Three days a week, Tracy Werth is in and out of the Palmerston Hospital for her dialysis treatment.
It’s a routine she has kept over the last two and half years ever since her body rejected the kidney her husband gave her five years ago.
The treatment, according to Werth is exhausting and in her own words is like, “you've kind of been hit by a bus.”
So on Wednesday, as she left her treatment, she was surprised to see that two OPP cruisers took up two of the four spaces reserved for dialysis patients, forcing those with kidney disease to find parking further away.
"Why would they park there when there's plenty of parking at that end of the parking lot for them?

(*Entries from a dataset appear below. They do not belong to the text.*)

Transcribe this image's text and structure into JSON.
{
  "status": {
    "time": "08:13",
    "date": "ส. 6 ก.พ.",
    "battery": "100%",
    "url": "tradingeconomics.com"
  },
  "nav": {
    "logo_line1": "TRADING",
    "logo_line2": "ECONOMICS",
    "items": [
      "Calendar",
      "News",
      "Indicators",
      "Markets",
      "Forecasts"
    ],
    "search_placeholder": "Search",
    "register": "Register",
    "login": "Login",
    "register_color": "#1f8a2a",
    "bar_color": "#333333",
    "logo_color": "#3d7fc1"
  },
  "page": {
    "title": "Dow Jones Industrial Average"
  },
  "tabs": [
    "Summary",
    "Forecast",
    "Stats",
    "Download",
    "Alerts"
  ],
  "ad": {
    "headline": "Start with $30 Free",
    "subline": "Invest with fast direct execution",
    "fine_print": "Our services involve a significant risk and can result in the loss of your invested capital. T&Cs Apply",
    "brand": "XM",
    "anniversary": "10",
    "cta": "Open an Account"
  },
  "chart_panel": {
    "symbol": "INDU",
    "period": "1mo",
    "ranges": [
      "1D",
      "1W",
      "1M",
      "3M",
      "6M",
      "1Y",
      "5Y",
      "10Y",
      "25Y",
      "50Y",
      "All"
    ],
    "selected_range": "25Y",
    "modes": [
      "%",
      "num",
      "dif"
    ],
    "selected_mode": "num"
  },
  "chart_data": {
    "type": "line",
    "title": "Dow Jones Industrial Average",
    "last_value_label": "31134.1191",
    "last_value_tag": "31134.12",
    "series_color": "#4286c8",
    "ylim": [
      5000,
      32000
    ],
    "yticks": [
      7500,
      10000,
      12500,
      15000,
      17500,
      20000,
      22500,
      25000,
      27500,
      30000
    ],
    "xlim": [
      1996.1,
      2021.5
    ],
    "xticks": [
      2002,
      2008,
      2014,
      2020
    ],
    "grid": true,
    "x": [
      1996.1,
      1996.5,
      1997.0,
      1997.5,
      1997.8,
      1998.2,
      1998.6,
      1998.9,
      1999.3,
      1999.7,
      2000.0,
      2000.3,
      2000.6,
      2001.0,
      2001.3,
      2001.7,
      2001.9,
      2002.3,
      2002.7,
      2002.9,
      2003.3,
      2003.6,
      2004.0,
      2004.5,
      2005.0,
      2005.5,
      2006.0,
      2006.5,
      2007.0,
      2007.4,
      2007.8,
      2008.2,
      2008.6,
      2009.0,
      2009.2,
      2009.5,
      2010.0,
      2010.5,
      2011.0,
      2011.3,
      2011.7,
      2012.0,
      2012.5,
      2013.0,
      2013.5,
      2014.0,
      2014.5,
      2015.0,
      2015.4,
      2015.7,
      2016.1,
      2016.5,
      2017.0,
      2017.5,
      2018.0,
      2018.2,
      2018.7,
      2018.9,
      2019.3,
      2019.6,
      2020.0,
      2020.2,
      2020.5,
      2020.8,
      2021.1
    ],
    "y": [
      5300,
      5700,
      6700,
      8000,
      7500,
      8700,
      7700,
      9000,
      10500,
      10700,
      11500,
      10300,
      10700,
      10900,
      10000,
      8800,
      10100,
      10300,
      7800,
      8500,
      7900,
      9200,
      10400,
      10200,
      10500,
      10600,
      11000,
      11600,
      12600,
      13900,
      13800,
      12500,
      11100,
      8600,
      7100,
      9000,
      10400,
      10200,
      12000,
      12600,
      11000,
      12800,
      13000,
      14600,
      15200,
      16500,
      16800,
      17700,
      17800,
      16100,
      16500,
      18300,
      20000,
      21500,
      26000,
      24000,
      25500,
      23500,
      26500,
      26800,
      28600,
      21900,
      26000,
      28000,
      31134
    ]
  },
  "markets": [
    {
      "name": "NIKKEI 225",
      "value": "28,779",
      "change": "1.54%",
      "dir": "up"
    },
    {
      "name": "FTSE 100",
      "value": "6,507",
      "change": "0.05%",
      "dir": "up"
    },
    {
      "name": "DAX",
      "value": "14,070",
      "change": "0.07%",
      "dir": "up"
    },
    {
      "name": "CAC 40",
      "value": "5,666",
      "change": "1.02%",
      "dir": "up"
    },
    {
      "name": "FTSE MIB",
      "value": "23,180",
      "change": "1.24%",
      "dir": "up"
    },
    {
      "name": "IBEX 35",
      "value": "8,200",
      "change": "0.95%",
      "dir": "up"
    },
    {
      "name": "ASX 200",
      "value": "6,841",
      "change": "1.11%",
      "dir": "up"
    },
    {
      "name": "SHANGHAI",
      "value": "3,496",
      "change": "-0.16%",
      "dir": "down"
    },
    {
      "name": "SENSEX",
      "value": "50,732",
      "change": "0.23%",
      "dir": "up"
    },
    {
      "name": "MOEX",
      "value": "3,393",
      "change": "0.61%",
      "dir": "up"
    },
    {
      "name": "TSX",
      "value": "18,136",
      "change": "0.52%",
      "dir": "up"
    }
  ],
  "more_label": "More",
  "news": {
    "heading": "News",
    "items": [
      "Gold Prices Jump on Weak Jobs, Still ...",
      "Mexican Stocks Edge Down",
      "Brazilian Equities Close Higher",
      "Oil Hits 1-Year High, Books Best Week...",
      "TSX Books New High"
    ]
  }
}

They're healthy they can walk the extra steps whereas these people can't necessarily do that," says Werth who goes on to say that this is not the first time she has seen it happen.
According to hospital staff, the four spots are a courtesy to the fourteen dialysis patients in treatment.
However, there is no official bylaw in place to enforce the spots.
In a statement to CTV News, an OPP spokesperson Sergeant David Rektor says, “At the time of this complaint, 4 officers were guarding patients at the hospital addressing public safety concerns.”
The statement goes on to say that while that isn’t an excuse for where the officers parked it is an explanation that they were performing serious operational duties at the time they chose to park in these spots.
“The OPP regrets any inconvenience this may have caused anyone," says Rektor.
The statement goes on to say that the entire Palmerston force was spoken to about the issue.
Werth says what she would really like is an apology from the officers to the patients in her dialysis unit.
"They're not above the law and they shouldn't be able to just park where ever they want," says Werth.http://kitchener.ctvnews.ca/dialysis-pa ... -1.3197452